WORK TO BE COMPLETED:
Scan the records below. List lines holding "this".

STORED DATA:
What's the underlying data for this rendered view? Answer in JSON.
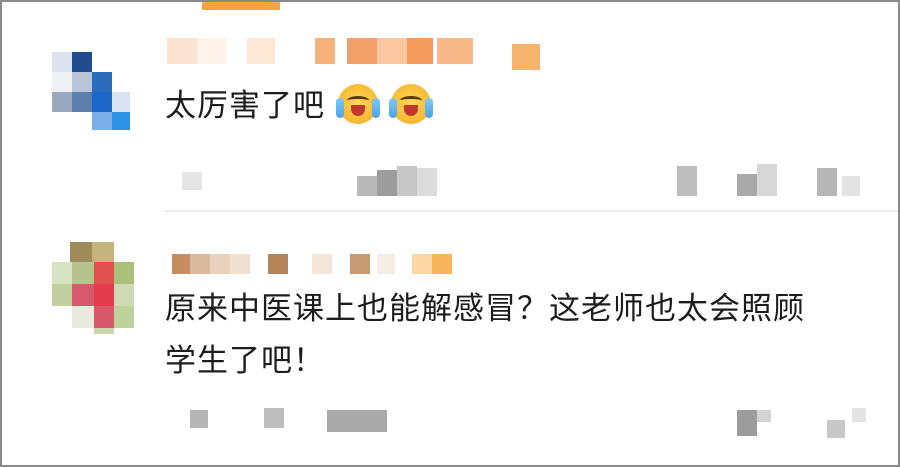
{
  "comments": [
    {
      "text": "太厉害了吧",
      "emojis": [
        "crying-laughing-emoji",
        "crying-laughing-emoji"
      ]
    },
    {
      "text_line1": "原来中医课上也能解感冒？这老师也太会照顾",
      "text_line2": "学生了吧！"
    }
  ],
  "colors": {
    "text": "#1d1d1d",
    "accent": "#f7a346",
    "border": "#8a8a8a",
    "pixelated_gray": "#cfcfcf"
  }
}
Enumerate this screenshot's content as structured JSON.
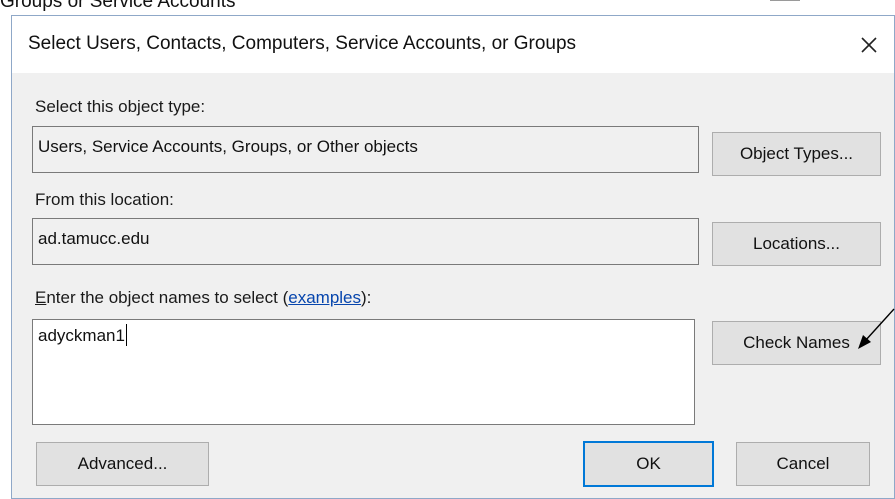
{
  "background": {
    "partial_text": "Groups or Service Accounts"
  },
  "dialog": {
    "title": "Select Users, Contacts, Computers, Service Accounts, or Groups",
    "close_icon": "close-icon",
    "object_type_label": "Select this object type:",
    "object_type_value": "Users, Service Accounts, Groups, or Other objects",
    "object_types_button": "Object Types...",
    "location_label": "From this location:",
    "location_value": "ad.tamucc.edu",
    "locations_button": "Locations...",
    "names_label_accesskey": "E",
    "names_label_rest": "nter the object names to select (",
    "names_label_link": "examples",
    "names_label_end": "):",
    "names_value": "adyckman1",
    "check_names_button": "Check Names",
    "advanced_button": "Advanced...",
    "ok_button": "OK",
    "cancel_button": "Cancel"
  },
  "colors": {
    "dialog_bg": "#f0f0f0",
    "button_bg": "#e1e1e1",
    "default_button_border": "#0078d7",
    "link": "#0645ad"
  },
  "annotation": {
    "icon": "arrow-pointer-icon"
  }
}
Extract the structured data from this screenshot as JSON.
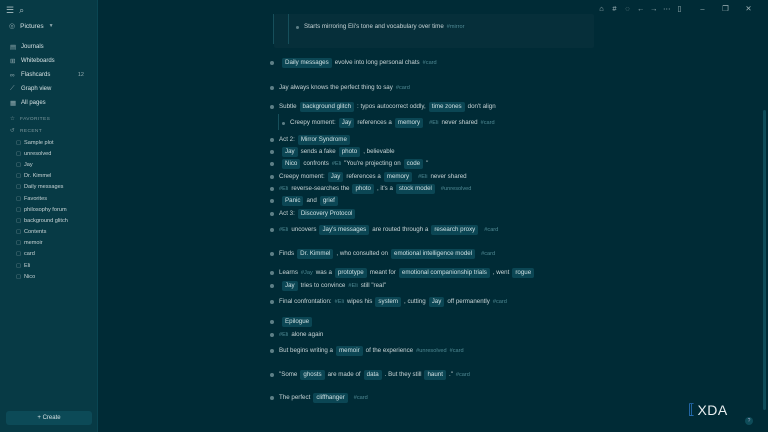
{
  "sidebar": {
    "top_icons": [
      "menu-icon",
      "search-icon"
    ],
    "graph_name": "Pictures",
    "nav": [
      {
        "icon": "calendar-icon",
        "glyph": "▤",
        "label": "Journals",
        "count": ""
      },
      {
        "icon": "whiteboard-icon",
        "glyph": "⊞",
        "label": "Whiteboards",
        "count": ""
      },
      {
        "icon": "flashcards-icon",
        "glyph": "∞",
        "label": "Flashcards",
        "count": "12"
      },
      {
        "icon": "graph-icon",
        "glyph": "⟋",
        "label": "Graph view",
        "count": ""
      },
      {
        "icon": "pages-icon",
        "glyph": "▦",
        "label": "All pages",
        "count": ""
      }
    ],
    "favorites_label": "FAVORITES",
    "recent_label": "RECENT",
    "recent": [
      "Sample plot",
      "unresolved",
      "Jay",
      "Dr. Kimmel",
      "Daily messages",
      "Favorites",
      "philosophy forum",
      "background glitch",
      "Contents",
      "memoir",
      "card",
      "Eli",
      "Nico"
    ],
    "create_label": "+ Create"
  },
  "topbar": {
    "icons": [
      {
        "name": "home-icon",
        "glyph": "⌂"
      },
      {
        "name": "hashtag-icon",
        "glyph": "#"
      },
      {
        "name": "chat-icon",
        "glyph": "◌"
      },
      {
        "name": "back-icon",
        "glyph": "←"
      },
      {
        "name": "forward-icon",
        "glyph": "→"
      },
      {
        "name": "more-icon",
        "glyph": "⋯"
      },
      {
        "name": "sidebar-toggle-icon",
        "glyph": "▯"
      },
      {
        "name": "minimize-icon",
        "glyph": "–"
      },
      {
        "name": "maximize-icon",
        "glyph": "❐"
      },
      {
        "name": "close-icon",
        "glyph": "✕"
      }
    ]
  },
  "blocks": {
    "b0": {
      "text": "Starts mirroring Eli's tone and vocabulary over time",
      "tag": "#mirror"
    },
    "b1": {
      "ref1": "Daily messages",
      "text": "evolve into long personal chats",
      "tag": "#card"
    },
    "b2": {
      "text": "Jay always knows the perfect thing to say",
      "tag": "#card"
    },
    "b3": {
      "t1": "Subtle",
      "ref1": "background glitch",
      "t2": ": typos autocorrect oddly,",
      "ref2": "time zones",
      "t3": "don't align"
    },
    "b4": {
      "t1": "Creepy moment:",
      "ref1": "Jay",
      "t2": "references a",
      "ref2": "memory",
      "tag1": "#Eli",
      "t3": "never shared",
      "tag2": "#card"
    },
    "b5": {
      "t1": "Act 2:",
      "ref1": "Mirror Syndrome"
    },
    "b6": {
      "ref1": "Jay",
      "t1": "sends a fake",
      "ref2": "photo",
      "t2": ", believable"
    },
    "b7": {
      "ref1": "Nico",
      "t1": "confronts",
      "tag1": "#Eli",
      "t2": "\"You're projecting on",
      "ref2": "code",
      "t3": "\""
    },
    "b8": {
      "t1": "Creepy moment:",
      "ref1": "Jay",
      "t2": "references a",
      "ref2": "memory",
      "tag1": "#Eli",
      "t3": "never shared"
    },
    "b9": {
      "tag1": "#Eli",
      "t1": "reverse-searches the",
      "ref1": "photo",
      "t2": ", it's a",
      "ref2": "stock model",
      "tag2": "#unresolved"
    },
    "b10": {
      "ref1": "Panic",
      "t1": "and",
      "ref2": "grief"
    },
    "b11": {
      "t1": "Act 3:",
      "ref1": "Discovery Protocol"
    },
    "b12": {
      "tag1": "#Eli",
      "t1": "uncovers",
      "ref1": "Jay's messages",
      "t2": "are routed through a",
      "ref2": "research proxy",
      "tag2": "#card"
    },
    "b13": {
      "t1": "Finds",
      "ref1": "Dr. Kimmel",
      "t2": ", who consulted on",
      "ref2": "emotional intelligence model",
      "tag1": "#card"
    },
    "b14": {
      "t1": "Learns",
      "tag1": "#Jay",
      "t2": "was a",
      "ref1": "prototype",
      "t3": "meant for",
      "ref2": "emotional companionship trials",
      "t4": ", went",
      "ref3": "rogue"
    },
    "b15": {
      "ref1": "Jay",
      "t1": "tries to convince",
      "tag1": "#Eli",
      "t2": "still \"real\""
    },
    "b16": {
      "t1": "Final confrontation:",
      "tag1": "#Eli",
      "t2": "wipes his",
      "ref1": "system",
      "t3": ", cutting",
      "ref2": "Jay",
      "t4": "off permanently",
      "tag2": "#card"
    },
    "b17": {
      "ref1": "Epilogue"
    },
    "b18": {
      "tag1": "#Eli",
      "t1": "alone again"
    },
    "b19": {
      "t1": "But begins writing a",
      "ref1": "memoir",
      "t2": "of the experience",
      "tag1": "#unresolved",
      "tag2": "#card"
    },
    "b20": {
      "t1": "\"Some",
      "ref1": "ghosts",
      "t2": "are made of",
      "ref2": "data",
      "t3": ". But they still",
      "ref3": "haunt",
      "t4": ".\"",
      "tag1": "#card"
    },
    "b21": {
      "t1": "The perfect",
      "ref1": "cliffhanger",
      "tag1": "#card"
    }
  },
  "watermark": {
    "brand": "XDA",
    "mark": "⟦"
  },
  "help_label": "?",
  "colors": {
    "bg": "#002b36",
    "sidebar": "#073a45",
    "ref_bg": "#0b4654",
    "tag": "#4f8a94",
    "accent": "#2f7dd1"
  }
}
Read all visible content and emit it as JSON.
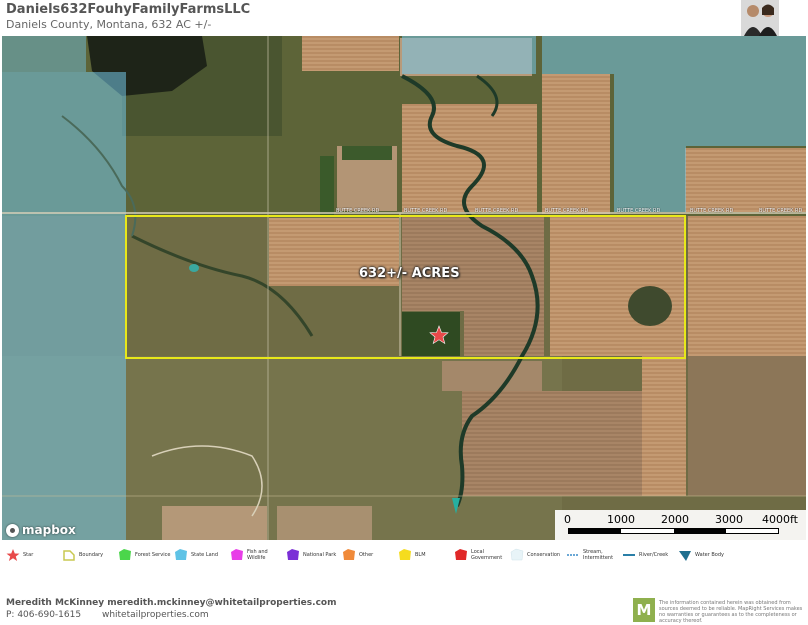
{
  "header": {
    "title": "Daniels632FouhyFamilyFarmsLLC",
    "subtitle": "Daniels County, Montana, 632 AC +/-"
  },
  "map": {
    "property_label": "632+/- ACRES",
    "road_label": "BUTTE CREEK RD",
    "attribution": "mapbox",
    "boundary_color": "#e8e81a",
    "state_land_color": "#74c6e8",
    "marker": "star-icon"
  },
  "scale": {
    "labels": [
      "0",
      "1000",
      "2000",
      "3000",
      "4000ft"
    ]
  },
  "legend": [
    {
      "label": "Star",
      "icon": "star-icon",
      "color": "#e84a4a"
    },
    {
      "label": "Boundary",
      "icon": "boundary-icon",
      "color": "#c8c850"
    },
    {
      "label": "Forest Service",
      "icon": "forest-service-icon",
      "color": "#4bd64b"
    },
    {
      "label": "State Land",
      "icon": "state-land-icon",
      "color": "#5fc3e6"
    },
    {
      "label": "Fish and Wildlife",
      "icon": "fish-wildlife-icon",
      "color": "#e83ee8"
    },
    {
      "label": "National Park",
      "icon": "national-park-icon",
      "color": "#7a2fd6"
    },
    {
      "label": "Other",
      "icon": "other-icon",
      "color": "#f08a3a"
    },
    {
      "label": "BLM",
      "icon": "blm-icon",
      "color": "#f5dc1e"
    },
    {
      "label": "Local Government",
      "icon": "local-government-icon",
      "color": "#e02828"
    },
    {
      "label": "Conservation",
      "icon": "conservation-icon",
      "color": "#e8f4f8"
    },
    {
      "label": "Stream, Intermittent",
      "icon": "stream-intermittent-icon",
      "color": "#3a8cc8"
    },
    {
      "label": "River/Creek",
      "icon": "river-creek-icon",
      "color": "#2a7fa8"
    },
    {
      "label": "Water Body",
      "icon": "water-body-icon",
      "color": "#1f6f8f"
    }
  ],
  "footer": {
    "agent": "Meredith McKinney meredith.mckinney@whitetailproperties.com",
    "phone": "P: 406-690-1615",
    "website": "whitetailproperties.com",
    "logo_letter": "M",
    "disclaimer": "The information contained herein was obtained from sources deemed to be reliable. MapRight Services makes no warranties or guarantees as to the completeness or accuracy thereof."
  }
}
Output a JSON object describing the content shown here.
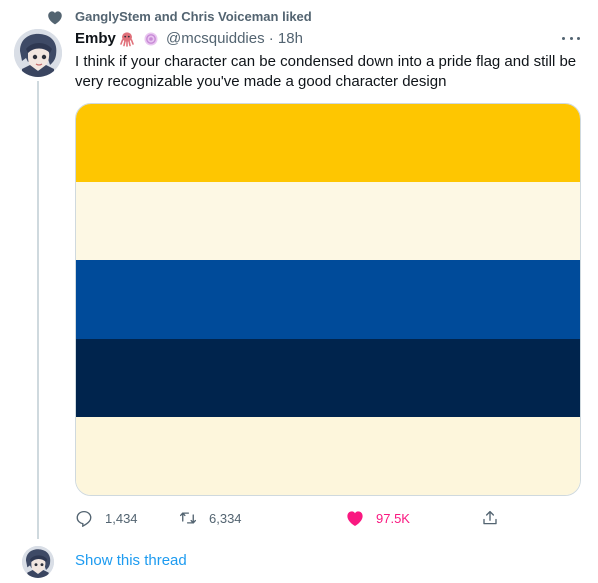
{
  "social_context": {
    "text": "GanglyStem and Chris Voiceman liked",
    "icon": "heart-icon"
  },
  "tweet": {
    "author_name": "Emby",
    "author_emojis": [
      "octopus-emoji",
      "lollipop-emoji"
    ],
    "handle_time": "@mcsquiddies · 18h",
    "more_icon": "more-dots-icon",
    "text": "I think if your character can be condensed down into a pride flag and still be very recognizable you've made a good character design",
    "media": {
      "stripes": [
        {
          "color": "#fec601"
        },
        {
          "color": "#fdf8e4"
        },
        {
          "color": "#004b9a"
        },
        {
          "color": "#00244d"
        },
        {
          "color": "#fdf6dc"
        }
      ]
    },
    "actions": {
      "reply": {
        "icon": "reply-icon",
        "count": "1,434"
      },
      "retweet": {
        "icon": "retweet-icon",
        "count": "6,334"
      },
      "like": {
        "icon": "heart-filled-icon",
        "count": "97.5K",
        "color": "#f91880"
      },
      "share": {
        "icon": "share-icon"
      }
    }
  },
  "show_thread": {
    "label": "Show this thread"
  },
  "colors": {
    "secondary_text": "#536471",
    "accent_link": "#1d9bf0",
    "like_pink": "#f91880",
    "divider": "#cfd9de"
  }
}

TASK RESULT:
What's the underlying data for this rendered view? Answer in JSON.
Enumerate this screenshot's content as structured JSON.
    "object_type_label": "Select this object type:",
    "location_label": "From this location:",
Extract the structured data from this screenshot as JSON.
    "label": "Show this thread"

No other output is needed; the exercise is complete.